bass, demonstrating some of his superhuman technical skill with
the instrument. He then leads into his signature version of
"Amazing Grace," which is probably my favorite rendition of this
gospel standard. Victor manages to get some crazy harmonics out
of the bass which will leave you convinced there had to be more
than one person playing.
"Shubbee's Doobie" is a nice little song, a bit countrified, even reminiscent
of early Doobie Brothers songs.
This could be the power of suggestion. The third track on the
second CD is a nice little rendition of "Oh Darling"
with Bela picking it on the electric banjo. John Cowan sings
on this one, and though he is lauded near and far as an exceptional
singer with a wonderful voice, well, his singing has always given
me the willies. Still, this is a nice version of the song.
According to the liner notes, "Sunset Road" almost made it
into a movie, then didn't, then the movie was a miserable
failure, and serves them right, too. This is a great song,
and it's sad that we never hear the lyrics Futureman
wrote for it. The reason for this is, mainly, that Futureman is
a great singer. You get a *tiny* taste of this on track 6,
"More Luv" written by Victor, which is another favorite of mine.
Every Flecktone show features Bela sitting with his acoustic
and just noodling. A great sample of this is given on track 7.
Bela takes us through some of his early stuff, some improv, to
Bach, then right on to the banjo-mandatory "Ballad of Jed
Clampett." It's fun to watch an audience's realization:
"oh NO, he's playing the theme from the Beverly
Hillbillies!" It's obvious Bela gets a kick out of this.
The album wraps up with three Flecktone standards, "Cheeseballs
in Cowtown," "The Sinister Minister," and "Flight of the

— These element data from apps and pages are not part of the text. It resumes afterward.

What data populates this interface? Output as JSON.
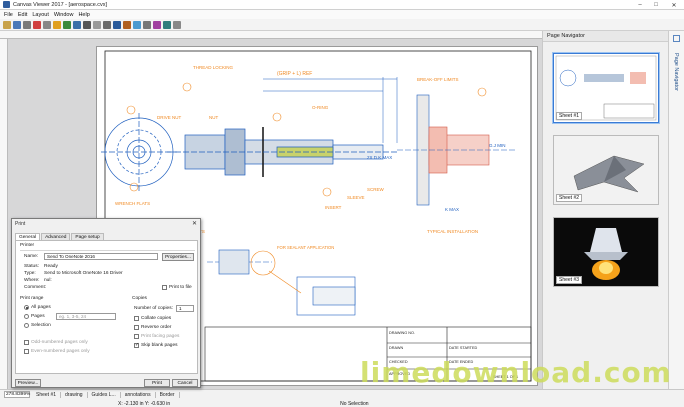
{
  "window": {
    "title": "Canvas Viewer 2017 - [aerospace.cvx]"
  },
  "menu": [
    "File",
    "Edit",
    "Layout",
    "Window",
    "Help"
  ],
  "drawing": {
    "labels": {
      "thread_locking": "THREAD LOCKING\nAREA",
      "grip": "(GRIP + L) REF",
      "grip_sub": "(GRIP + .100 IN.\n(2.54 MM) REF",
      "drive_nut": "DRIVE\nNUT",
      "nut": "NUT",
      "b": "B",
      "r": "R",
      "head": "HEAD",
      "x_ref": "X REF",
      "o_ring": "O-RING\n(OPTIONAL)",
      "breakoff": "BREAK-OFF LIMITS\n(MEASURED FROM\nSKIN SURFACE)",
      "max_dim": "2X D.K MAX",
      "screw": "SCREW",
      "sleeve": "SLEEVE",
      "insert": "INSERT",
      "expansion_sleeve": "EXPANSION\nSLEEVE",
      "wrench_flats": "2\nWRENCH\nFLATS",
      "tiher": "TIHER\nACROSS FLATS",
      "sealant": "FOR SEALANT APPLICATION\nEXPOSE TWO TO FOUR THREADS",
      "typical_install": "TYPICAL INSTALLATION",
      "g_min": "G.J MIN",
      "k_max": "K MAX",
      "n1": "1",
      "n2": "2",
      "n3": "3",
      "n4": "4",
      "n5": "5",
      "n6": "6",
      "n7": "7",
      "n8": "8"
    },
    "titleblock": {
      "drawing_no": "DRAWING NO.",
      "drawn": "DRAWN",
      "checked": "CHECKED",
      "approved": "APPROVED",
      "sheet": "SHEET 1 OF 1",
      "date_started": "DATE STARTED",
      "date_ended": "DATE ENDED",
      "rev": "REV"
    }
  },
  "navigator": {
    "title": "Page Navigator",
    "side_tab": "Page Navigator",
    "sheets": [
      "Sheet #1",
      "Sheet #2",
      "Sheet #3"
    ]
  },
  "print": {
    "title": "Print",
    "tabs": [
      "General",
      "Advanced",
      "Page setup"
    ],
    "printer_group": "Printer",
    "name_label": "Name:",
    "name_value": "Send To OneNote 2016",
    "properties": "Properties...",
    "status_label": "Status:",
    "status_value": "Ready",
    "type_label": "Type:",
    "type_value": "Send to Microsoft OneNote 16 Driver",
    "where_label": "Where:",
    "where_value": "nul:",
    "comment_label": "Comment:",
    "print_to_file": "Print to file",
    "range_group": "Print range",
    "all_pages": "All pages",
    "pages": "Pages",
    "pages_placeholder": "eg. 1, 3-5, 24",
    "selection": "Selection",
    "odd_pages": "Odd-numbered pages only",
    "even_pages": "Even-numbered pages only",
    "copies_group": "Copies",
    "num_copies_label": "Number of copies:",
    "num_copies": "1",
    "collate": "Collate copies",
    "reverse": "Reverse order",
    "facing": "Print facing pages",
    "skip_blank": "Skip blank pages",
    "preview": "Preview...",
    "print_btn": "Print",
    "cancel_btn": "Cancel"
  },
  "status": {
    "zoom": "278.8399%",
    "sheet_selector": "Sheet #1",
    "tabs": [
      "drawing",
      "Guides L...",
      "annotations",
      "Border"
    ],
    "coords": "X: -2.130 in  Y: -0.630 in",
    "selection": "No Selection"
  },
  "watermark": {
    "text": "limedownload.com"
  },
  "colors": {
    "accent": "#3a7bd5",
    "drawing_blue": "#1f5fbf",
    "annotation_orange": "#f08a24"
  }
}
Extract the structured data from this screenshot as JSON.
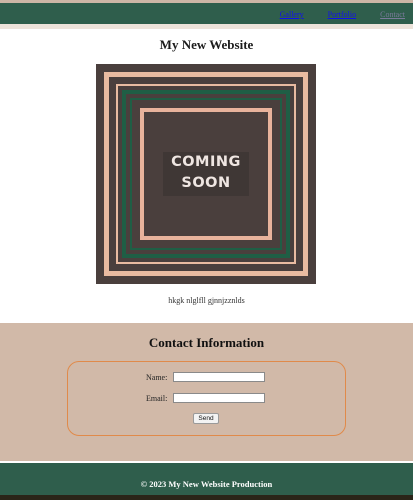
{
  "nav": {
    "items": [
      {
        "label": "Gallery"
      },
      {
        "label": "Portfolio"
      },
      {
        "label": "Contact"
      }
    ]
  },
  "header": {
    "title": "My New Website"
  },
  "hero": {
    "line1": "COMING",
    "line2": "SOON",
    "caption": "hkgk nlglfll gjnnjzznlds"
  },
  "contact": {
    "title": "Contact Information",
    "name_label": "Name:",
    "name_value": "",
    "email_label": "Email:",
    "email_value": "",
    "send_label": "Send"
  },
  "footer": {
    "text": "© 2023 My New Website Production"
  },
  "colors": {
    "nav_bg": "#2f5e4c",
    "contact_bg": "#d1b9a8",
    "form_border": "#e08a4a",
    "hero_bg": "#4a3f3d"
  }
}
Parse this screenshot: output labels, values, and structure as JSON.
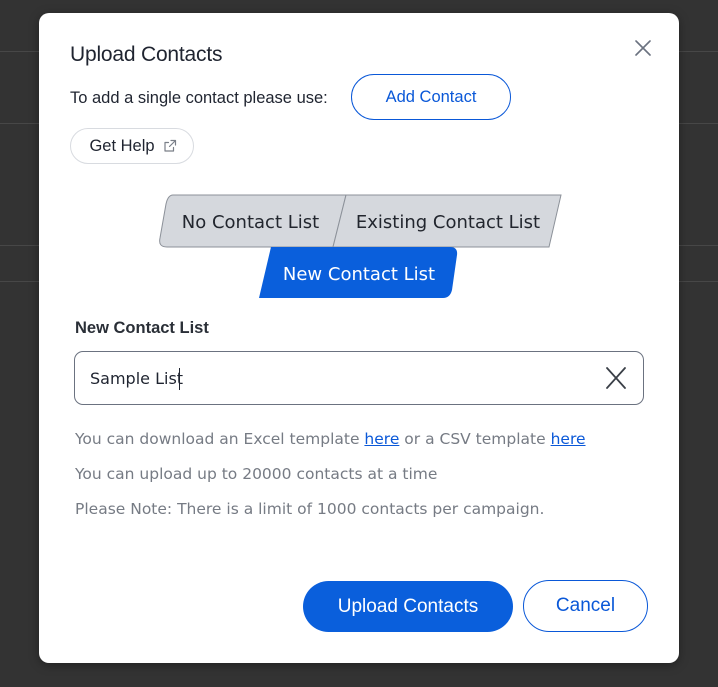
{
  "colors": {
    "primary": "#0a5fdc",
    "segment_inactive": "#d5d8dd",
    "segment_active": "#0a5fdc",
    "link": "#0a58d8",
    "muted_text": "#767b84"
  },
  "modal": {
    "title": "Upload Contacts",
    "close_icon": "close-icon",
    "single_contact_text": "To add a single contact please use:",
    "add_contact_label": "Add Contact",
    "get_help_label": "Get Help",
    "get_help_icon": "external-link-icon"
  },
  "segments": {
    "items": [
      {
        "label": "No Contact List",
        "active": false
      },
      {
        "label": "Existing Contact List",
        "active": false
      },
      {
        "label": "New Contact List",
        "active": true
      }
    ]
  },
  "form": {
    "label": "New Contact List",
    "input_value": "Sample List",
    "clear_icon": "clear-icon"
  },
  "info": {
    "line1_prefix": "You can download an Excel template ",
    "excel_link": "here",
    "line1_middle": " or a CSV template ",
    "csv_link": "here",
    "line2": "You can upload up to 20000 contacts at a time",
    "line3": "Please Note: There is a limit of 1000 contacts per campaign."
  },
  "footer": {
    "upload_label": "Upload Contacts",
    "cancel_label": "Cancel"
  }
}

Cosmic Hippo." Cheeseballs is a fun, very bluegrassy song,
written while Bela was vacationing/touring with Tony Trischka
in New Zealand. Minister was made into the
only Flecktone video ever made. I, personally, have never
really cared for this song, but I have to admit the version
selected for this album is really good.
You always get one encore song at a Flecktone show. One. And
only one. It's the Flecktone equivalent of the 15% tip. You
have to be a really really bad audience to not get one (I think
the only time they didn't do an encore song that I've seen is
at the Telluride Bluegrass Festival, but my memory of that event
could be blurry). And I'm not sure what you'd have to do to get
TWO encore songs, I hear it happens, but I'm yet to experience
it. The encore song on "Live Art" is "Flight of the Cosmic
Hippo." The track starts off with Bela getting a little audience
participation going, which gets a little old after you've listened
to the album 17,000 times. But the flight itself is well worth
it. This is a fine and worthy song to end such a fantastic
Go buy it. Christmas is coming, buy a couple of copies, give
them to all your friends and family members. This album will
appeal to everyone. You really can't go wrong.